For the past year we have been transitioning into the hard market for aviation insurance. The transition has been very tough both on aircraft operators (rate increases, less coverage options) and aviation insurance underwriters (several company closures with layoffs).

Purely based on experience during the last hard market in 2002, the hard market cycle is likely to remain for 3 to 4 more years. World events could affect this timeline.

So what can aviation insurance consumers do:

  1. First and foremost, align yourself with an insurance broker that has a good reputation. Now more than ever, insurance underwriters can only put their best offer on the table if they completely trust the underwriting information being presented. Aligning yourself with a broker that is known for honesty and transparency can make the difference between going out of business or carrying on.
  2. Realistic expectations. During the soft market that just ended underwriters exercised tremendous flexibility on premium and training. Training is now more important that it ever was for underwriters. This is because their companies are under threat of market exit. They have to keep claims activity down however they can. Training (the human factor) is the best place to control this. So expect to do training and include it in your budget. We are still achieving some training exceptions but they are few and far between, depending on many factors of each risk.
  3. Allow your broker as much time as possible to negotiate renewal terms. This means providing applications as soon as possible after the request comes in. It’s already a hard market to negotiate what you need out of your policy, there’s no need to add a time constraint.
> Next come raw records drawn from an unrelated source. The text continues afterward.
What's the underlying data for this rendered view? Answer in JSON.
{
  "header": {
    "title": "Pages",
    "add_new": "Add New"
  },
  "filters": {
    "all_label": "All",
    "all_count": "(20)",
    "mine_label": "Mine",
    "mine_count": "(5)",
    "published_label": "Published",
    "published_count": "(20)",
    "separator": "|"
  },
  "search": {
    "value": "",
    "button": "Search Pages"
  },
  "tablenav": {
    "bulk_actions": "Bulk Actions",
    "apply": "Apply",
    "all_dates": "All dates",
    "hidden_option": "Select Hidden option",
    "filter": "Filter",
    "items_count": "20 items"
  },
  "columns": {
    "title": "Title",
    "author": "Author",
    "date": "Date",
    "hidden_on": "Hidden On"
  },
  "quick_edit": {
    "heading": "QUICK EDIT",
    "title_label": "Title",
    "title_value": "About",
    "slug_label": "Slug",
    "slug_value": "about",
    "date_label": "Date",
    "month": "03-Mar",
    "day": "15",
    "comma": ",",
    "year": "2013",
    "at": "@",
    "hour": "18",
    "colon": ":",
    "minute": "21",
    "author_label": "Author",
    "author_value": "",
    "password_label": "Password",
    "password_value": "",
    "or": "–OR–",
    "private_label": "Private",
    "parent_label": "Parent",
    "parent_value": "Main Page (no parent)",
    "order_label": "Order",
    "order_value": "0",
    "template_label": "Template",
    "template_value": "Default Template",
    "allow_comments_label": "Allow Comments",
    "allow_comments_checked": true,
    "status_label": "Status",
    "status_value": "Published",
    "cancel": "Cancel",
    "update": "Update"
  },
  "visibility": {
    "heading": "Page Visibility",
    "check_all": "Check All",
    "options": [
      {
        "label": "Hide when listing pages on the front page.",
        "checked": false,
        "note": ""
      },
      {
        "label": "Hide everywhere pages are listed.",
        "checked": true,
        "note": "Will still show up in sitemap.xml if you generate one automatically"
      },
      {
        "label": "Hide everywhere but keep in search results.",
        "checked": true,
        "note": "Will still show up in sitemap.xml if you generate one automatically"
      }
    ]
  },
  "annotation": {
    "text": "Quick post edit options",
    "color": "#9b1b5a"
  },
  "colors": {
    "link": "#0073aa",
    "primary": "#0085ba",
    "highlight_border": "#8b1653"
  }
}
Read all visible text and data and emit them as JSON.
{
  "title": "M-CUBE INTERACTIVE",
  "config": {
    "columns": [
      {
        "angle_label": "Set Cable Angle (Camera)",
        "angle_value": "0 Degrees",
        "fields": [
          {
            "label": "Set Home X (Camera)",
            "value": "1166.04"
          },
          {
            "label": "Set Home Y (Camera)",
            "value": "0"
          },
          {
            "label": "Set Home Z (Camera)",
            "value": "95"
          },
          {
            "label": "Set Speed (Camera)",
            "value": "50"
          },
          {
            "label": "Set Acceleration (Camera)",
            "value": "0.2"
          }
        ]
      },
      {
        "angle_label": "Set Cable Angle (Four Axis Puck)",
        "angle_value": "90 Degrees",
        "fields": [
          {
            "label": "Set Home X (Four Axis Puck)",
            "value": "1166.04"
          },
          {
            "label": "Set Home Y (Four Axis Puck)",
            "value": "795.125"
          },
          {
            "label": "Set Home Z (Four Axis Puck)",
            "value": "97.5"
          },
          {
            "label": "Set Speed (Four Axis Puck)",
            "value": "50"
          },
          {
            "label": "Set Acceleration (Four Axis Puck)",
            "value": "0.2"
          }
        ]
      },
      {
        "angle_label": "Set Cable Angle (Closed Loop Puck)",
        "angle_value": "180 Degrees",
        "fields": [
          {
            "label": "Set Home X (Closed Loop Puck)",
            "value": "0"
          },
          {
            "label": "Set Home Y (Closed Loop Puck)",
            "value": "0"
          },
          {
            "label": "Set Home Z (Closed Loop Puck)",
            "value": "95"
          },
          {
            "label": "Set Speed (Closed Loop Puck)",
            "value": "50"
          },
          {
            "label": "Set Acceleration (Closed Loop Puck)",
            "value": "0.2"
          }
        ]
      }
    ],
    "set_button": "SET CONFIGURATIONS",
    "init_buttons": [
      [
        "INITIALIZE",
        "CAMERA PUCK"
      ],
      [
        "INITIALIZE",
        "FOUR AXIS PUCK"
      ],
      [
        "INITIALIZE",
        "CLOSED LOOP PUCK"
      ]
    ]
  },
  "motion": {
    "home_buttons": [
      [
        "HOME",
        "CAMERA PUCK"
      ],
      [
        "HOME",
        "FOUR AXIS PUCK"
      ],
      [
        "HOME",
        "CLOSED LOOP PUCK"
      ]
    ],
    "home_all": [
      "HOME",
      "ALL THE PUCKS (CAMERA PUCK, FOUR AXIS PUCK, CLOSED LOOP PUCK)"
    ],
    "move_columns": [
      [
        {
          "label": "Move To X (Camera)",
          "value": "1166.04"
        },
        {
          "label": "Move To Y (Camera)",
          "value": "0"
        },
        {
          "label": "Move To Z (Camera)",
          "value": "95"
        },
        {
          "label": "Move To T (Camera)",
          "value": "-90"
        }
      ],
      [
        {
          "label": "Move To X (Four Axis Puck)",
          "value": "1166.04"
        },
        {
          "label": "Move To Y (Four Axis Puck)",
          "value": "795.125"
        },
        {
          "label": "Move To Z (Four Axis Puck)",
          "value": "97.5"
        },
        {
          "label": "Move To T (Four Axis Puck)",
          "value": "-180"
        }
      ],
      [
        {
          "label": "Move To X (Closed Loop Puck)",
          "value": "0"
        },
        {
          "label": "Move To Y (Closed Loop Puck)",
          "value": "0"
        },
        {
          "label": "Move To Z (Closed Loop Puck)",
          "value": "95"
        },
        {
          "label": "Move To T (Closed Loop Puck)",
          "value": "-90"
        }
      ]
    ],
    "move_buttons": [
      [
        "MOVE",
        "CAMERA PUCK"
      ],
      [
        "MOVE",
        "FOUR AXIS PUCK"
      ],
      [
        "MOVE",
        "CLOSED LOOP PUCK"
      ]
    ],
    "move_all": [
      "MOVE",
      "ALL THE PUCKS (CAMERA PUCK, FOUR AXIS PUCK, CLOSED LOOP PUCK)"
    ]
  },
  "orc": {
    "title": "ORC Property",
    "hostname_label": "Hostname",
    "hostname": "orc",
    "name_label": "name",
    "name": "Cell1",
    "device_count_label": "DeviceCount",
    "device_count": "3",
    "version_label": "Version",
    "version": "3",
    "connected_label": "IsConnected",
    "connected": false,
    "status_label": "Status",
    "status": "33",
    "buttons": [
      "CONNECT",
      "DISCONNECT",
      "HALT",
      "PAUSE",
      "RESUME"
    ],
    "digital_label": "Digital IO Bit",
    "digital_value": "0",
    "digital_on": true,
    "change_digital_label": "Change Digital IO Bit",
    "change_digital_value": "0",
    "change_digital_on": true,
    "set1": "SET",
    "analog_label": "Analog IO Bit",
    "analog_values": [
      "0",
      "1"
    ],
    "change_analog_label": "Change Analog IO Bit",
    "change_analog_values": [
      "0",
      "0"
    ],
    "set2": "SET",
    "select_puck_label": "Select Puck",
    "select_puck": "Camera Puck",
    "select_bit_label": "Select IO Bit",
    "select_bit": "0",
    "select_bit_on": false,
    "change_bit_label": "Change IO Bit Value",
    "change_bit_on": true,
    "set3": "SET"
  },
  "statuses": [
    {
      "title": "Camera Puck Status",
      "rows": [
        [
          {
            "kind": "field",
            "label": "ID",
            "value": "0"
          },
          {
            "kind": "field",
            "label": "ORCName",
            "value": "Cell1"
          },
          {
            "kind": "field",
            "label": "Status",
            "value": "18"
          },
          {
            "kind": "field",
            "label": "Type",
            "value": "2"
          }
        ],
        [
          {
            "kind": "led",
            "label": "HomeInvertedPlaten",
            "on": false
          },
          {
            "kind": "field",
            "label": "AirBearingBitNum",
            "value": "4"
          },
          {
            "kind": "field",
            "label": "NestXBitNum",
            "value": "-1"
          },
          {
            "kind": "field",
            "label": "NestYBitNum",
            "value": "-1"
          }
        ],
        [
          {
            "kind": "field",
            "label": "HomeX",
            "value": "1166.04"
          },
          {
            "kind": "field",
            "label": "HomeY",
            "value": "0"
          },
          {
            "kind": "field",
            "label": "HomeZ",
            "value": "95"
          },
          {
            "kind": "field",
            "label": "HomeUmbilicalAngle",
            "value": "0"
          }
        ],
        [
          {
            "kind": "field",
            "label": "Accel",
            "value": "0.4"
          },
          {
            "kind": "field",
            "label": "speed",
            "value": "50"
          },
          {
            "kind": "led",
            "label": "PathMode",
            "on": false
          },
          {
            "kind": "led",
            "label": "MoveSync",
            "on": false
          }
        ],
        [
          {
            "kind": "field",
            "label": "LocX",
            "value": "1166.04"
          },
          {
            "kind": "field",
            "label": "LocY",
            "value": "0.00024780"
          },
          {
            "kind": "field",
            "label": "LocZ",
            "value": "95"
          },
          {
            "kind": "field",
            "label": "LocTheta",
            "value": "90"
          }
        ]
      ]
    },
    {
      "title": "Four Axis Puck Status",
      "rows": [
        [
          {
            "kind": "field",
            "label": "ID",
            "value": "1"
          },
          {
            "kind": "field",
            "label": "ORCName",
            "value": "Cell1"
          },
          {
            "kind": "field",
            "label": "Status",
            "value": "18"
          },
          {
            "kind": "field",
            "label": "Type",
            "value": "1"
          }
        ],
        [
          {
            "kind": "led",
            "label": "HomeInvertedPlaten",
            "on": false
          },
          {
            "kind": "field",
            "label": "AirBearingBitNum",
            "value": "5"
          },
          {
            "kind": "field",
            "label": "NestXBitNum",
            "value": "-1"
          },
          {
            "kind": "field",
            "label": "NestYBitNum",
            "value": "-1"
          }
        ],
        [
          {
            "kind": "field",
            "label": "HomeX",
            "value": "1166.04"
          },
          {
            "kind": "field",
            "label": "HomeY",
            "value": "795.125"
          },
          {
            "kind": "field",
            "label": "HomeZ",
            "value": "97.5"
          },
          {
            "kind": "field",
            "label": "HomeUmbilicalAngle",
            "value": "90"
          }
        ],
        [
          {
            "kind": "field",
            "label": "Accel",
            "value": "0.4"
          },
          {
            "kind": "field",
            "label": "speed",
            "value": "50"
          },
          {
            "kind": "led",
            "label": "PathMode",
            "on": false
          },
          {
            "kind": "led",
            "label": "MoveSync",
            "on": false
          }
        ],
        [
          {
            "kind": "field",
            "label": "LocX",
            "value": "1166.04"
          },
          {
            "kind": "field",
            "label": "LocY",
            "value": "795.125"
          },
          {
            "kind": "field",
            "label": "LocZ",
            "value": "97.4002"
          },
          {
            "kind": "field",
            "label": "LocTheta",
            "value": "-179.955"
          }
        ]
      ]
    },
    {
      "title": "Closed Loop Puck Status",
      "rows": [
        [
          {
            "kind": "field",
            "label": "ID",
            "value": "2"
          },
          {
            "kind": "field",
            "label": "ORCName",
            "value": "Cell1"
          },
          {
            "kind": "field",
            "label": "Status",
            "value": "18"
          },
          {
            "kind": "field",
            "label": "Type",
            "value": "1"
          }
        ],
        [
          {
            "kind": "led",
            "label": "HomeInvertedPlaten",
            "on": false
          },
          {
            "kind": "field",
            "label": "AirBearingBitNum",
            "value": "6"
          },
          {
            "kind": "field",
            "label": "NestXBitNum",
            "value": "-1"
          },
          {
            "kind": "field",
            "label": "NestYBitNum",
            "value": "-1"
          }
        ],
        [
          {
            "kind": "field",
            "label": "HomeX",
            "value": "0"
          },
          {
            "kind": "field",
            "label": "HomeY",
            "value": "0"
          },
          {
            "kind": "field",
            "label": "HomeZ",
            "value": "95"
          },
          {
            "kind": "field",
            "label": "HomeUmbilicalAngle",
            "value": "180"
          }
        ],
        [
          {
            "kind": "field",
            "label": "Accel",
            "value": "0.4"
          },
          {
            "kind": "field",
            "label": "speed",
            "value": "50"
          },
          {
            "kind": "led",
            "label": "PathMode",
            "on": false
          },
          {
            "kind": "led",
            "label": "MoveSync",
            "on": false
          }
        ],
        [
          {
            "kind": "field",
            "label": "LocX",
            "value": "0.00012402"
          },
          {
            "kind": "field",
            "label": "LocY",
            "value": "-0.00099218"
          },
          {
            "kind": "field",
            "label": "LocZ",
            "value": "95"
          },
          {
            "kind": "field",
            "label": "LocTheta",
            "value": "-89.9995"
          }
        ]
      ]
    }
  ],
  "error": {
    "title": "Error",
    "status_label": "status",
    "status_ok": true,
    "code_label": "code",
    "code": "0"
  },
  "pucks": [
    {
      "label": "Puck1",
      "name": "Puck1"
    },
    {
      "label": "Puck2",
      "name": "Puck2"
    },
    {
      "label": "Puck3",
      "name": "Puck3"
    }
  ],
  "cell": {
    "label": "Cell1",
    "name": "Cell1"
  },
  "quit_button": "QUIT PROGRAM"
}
Our expectation is that more insurance companies will be exiting the marketplace as new Reinsurance agreements make them unprofitable. How many more, perhaps as many as 3 more companies based on the number of insurers in the last hard market. This will continue the trend of rate increases, coverage reductions, and strict training requirements.